All the Linux-centered "wows" for the foreseeable future will probably be sparked by the recent Red Hat 8.0 release and stretch the never-ending debate: Is Linux ready for the desktop?
Just to be different, we would like to direct your attention to another perspective.
Aficionados of MySQL and PostgreSQL will definitely disagree -- and we will probably hear from IBM Corp. -- but Oracle Corp. is still the most popular database for business applications. Expensive? Absolutely, and the license fee is only a minor part of that cost. High transaction volumes call for robust, budget-breaking servers. If business is good, the increased number of transactions can quickly exhaust your expansion options and make those luxurious toys ready for early replacement.

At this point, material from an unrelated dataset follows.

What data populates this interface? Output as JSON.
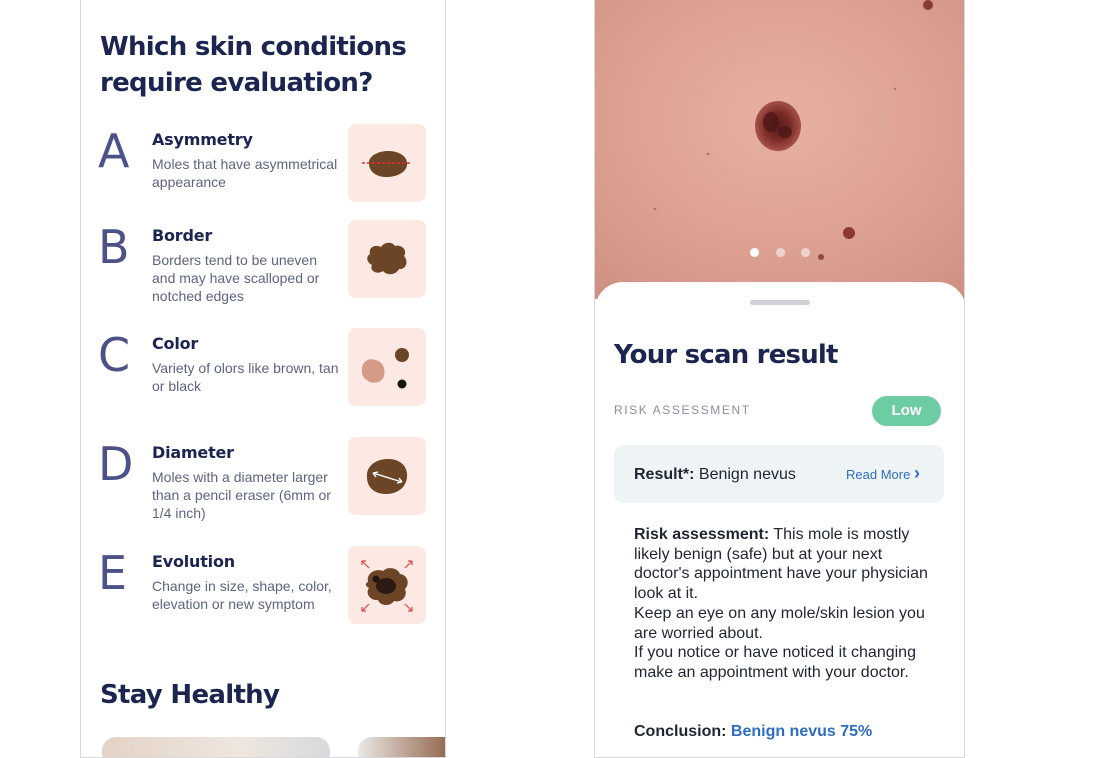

The temptation to break that "forklift update" cycle by replacing those monolithic behemoths with a swarm of Intel-based commodities running Linux is strong, but may require solving three major problems: moving to an open storage architecture such as an open SAN; maintaining an efficient and compact infrastructure based on blade server clusters; and keeping administration costs within an acceptable range without skimping on performance and reliability.
The last point is probably the most daunting to tackle. Split your processing power over myriad cluster nodes, and you need the proper software to keep each node working in harmony over the SAN without the supervision of an army of administrators.

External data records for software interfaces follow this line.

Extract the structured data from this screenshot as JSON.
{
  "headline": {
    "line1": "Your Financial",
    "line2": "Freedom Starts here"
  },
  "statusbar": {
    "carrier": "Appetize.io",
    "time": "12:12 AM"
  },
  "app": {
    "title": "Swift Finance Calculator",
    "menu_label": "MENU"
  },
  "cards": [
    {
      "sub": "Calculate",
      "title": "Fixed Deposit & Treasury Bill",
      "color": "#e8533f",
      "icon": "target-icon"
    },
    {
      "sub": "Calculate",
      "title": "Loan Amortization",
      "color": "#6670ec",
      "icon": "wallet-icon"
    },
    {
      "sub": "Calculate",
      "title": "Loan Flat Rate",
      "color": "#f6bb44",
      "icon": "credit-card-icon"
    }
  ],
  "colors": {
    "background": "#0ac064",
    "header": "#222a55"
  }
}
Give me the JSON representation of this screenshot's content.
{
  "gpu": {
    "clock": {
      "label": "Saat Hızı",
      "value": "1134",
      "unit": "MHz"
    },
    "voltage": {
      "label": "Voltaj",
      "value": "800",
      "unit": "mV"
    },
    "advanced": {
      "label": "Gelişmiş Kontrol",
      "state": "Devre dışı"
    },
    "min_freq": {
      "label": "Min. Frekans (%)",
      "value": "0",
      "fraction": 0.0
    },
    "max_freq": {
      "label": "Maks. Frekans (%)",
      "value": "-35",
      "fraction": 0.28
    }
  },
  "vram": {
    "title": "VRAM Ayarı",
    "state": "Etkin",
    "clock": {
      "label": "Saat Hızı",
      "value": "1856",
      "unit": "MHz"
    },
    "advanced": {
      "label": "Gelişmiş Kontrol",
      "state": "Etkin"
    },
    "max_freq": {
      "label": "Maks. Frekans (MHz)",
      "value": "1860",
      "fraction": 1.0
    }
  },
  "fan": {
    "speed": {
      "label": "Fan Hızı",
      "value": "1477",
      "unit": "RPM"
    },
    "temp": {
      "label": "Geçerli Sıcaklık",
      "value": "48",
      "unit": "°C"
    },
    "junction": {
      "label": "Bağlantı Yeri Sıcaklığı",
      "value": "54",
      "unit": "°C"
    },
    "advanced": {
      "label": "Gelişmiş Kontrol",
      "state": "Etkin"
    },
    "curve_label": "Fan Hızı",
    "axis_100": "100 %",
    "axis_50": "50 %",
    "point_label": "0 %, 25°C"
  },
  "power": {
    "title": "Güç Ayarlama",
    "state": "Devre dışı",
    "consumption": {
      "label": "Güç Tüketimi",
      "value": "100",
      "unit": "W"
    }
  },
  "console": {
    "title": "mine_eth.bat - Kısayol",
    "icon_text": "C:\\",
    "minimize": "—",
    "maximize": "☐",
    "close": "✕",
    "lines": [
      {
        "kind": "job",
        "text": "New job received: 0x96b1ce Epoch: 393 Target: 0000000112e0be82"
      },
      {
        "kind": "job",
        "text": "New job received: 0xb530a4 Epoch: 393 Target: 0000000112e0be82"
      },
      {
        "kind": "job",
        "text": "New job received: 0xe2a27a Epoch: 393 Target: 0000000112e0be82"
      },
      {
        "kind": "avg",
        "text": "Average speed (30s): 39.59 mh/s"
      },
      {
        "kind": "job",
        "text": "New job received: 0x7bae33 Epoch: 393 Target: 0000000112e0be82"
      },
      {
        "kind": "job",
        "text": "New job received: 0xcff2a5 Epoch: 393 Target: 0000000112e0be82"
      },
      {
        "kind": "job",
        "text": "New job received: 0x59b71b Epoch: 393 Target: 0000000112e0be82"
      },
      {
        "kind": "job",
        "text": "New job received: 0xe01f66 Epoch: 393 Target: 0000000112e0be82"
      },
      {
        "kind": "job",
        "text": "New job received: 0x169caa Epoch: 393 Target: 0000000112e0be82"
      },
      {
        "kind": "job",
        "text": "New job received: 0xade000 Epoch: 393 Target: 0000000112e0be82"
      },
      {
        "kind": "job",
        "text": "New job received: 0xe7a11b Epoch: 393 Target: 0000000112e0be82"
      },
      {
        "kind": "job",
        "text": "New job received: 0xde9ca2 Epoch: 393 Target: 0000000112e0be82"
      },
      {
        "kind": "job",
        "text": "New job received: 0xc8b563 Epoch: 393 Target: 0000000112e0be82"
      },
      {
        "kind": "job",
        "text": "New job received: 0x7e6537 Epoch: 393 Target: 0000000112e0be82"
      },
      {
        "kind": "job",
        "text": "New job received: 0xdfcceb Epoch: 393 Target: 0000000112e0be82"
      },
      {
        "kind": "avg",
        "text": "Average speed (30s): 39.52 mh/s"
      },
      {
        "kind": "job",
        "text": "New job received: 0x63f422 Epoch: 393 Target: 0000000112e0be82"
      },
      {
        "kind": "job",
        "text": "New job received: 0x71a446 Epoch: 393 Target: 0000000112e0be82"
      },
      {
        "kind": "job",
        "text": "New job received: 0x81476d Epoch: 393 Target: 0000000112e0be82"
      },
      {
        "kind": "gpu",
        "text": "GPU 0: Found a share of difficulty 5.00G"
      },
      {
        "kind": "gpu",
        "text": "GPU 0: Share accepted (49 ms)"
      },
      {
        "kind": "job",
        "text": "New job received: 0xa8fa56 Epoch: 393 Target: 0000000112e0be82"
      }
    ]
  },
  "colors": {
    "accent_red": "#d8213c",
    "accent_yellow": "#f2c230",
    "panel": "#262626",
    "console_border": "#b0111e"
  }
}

Sistina Software Inc. suggests that the latest version of its GFS (Global File System) 5.1 perfectly addresses the challenge and, judging from the specs, we tend to agree. Essentially, GFS creates a storage pool that every node, up to 256 per cluster, can share efficiently and reliably.
The latest version of GFS simplifies deployment (you don't have to compile your own Linux kernel), makes it possible to define cluster-wide user quotas, and -- returning to our earlier point -- introduces two features that seem tailored for Oracle 9i RAC (real application cluster) databases.
Normally, each computer running Oracle gets the coordinates of how to access the database from a specific directory lovingly called "home." Change any tuning parameter, or even the location of the data files, and you have to replicate that change on each cluster node that runs Oracle.
This introduces potential for errors and a significant amount of work if your cluster has many nodes. But GFS 5.1 allows Oracle's nodes to share the same "home" directory, drastically simplifying maintenance and eliminating the possibility of unsynchronized changes at the root.
If you are fighting nickels and dimes to prepare your budget for the next big iron replacement, it may be time to try a different approach -- Linux clusters. Perhaps desktops will follow.